US Department of Energy allocates up to $67m for carbon capture development

Projects form part of Obama administration CCS goals.

The US Department of Energy (DOE) has selected ten projects aimed at developing advanced technologies for capturing carbon dioxide (CO2) from coal combustion. The projects, valued at up to $67m over three years, focus on reducing the energy and efficiency penalties associated with applying currently available carbon capture and storage (CCS) technologies to existing and new power plants.

DOE said that the selections will focus on improving efficiency and reducing the added costs to electricity at power plants with carbon capture systems to less than 30% for a new pulverized coal plant and 10% for a new advanced gasification plant.

The selections will focus on bench-scale and slipstream-scale development (0.5MWe to 5MWe) and testing of advanced post-combustion CO2 capture technologies that include membranes, solvents and solid sorbents.

The Obama administration has made a goal of developing cost-effective deployment of CCS technologies within 10 years, with an objective of bringing five to 10 commercial demonstration projects online by 2016.

Steven Chu, secretary of DOE, said: "Charting a path toward clean coal is essential to achieving our goals of providing clean energy, creating American jobs and reducing greenhouse gas emissions.

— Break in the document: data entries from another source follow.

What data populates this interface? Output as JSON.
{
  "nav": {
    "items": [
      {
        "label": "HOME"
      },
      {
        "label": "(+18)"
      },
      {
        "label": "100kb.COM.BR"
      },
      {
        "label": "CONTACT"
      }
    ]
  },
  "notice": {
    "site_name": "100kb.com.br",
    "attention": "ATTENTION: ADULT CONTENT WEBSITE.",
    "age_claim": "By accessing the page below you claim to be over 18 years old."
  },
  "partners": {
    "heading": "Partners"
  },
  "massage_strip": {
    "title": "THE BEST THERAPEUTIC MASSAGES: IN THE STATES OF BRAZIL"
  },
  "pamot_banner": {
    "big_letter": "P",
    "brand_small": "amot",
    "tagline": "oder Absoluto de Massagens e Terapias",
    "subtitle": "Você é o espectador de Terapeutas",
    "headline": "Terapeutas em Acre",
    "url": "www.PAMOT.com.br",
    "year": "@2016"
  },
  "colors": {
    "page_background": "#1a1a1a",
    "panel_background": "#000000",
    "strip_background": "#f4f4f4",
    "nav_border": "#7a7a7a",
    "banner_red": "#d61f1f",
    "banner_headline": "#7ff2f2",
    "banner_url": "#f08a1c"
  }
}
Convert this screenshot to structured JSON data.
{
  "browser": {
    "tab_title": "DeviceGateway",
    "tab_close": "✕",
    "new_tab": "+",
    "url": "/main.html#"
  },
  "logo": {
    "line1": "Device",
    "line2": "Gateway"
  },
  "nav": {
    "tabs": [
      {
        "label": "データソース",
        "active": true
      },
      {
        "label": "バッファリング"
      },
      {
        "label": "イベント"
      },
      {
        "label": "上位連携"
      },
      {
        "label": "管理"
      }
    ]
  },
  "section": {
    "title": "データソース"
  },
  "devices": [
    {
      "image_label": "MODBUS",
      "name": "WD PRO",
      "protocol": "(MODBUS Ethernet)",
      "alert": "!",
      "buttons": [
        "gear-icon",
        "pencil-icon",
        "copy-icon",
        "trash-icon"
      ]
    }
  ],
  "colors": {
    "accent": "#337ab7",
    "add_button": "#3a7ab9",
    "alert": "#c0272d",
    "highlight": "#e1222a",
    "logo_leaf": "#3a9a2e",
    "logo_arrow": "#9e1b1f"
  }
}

It will also help position the US as a leader in the global clean energy race."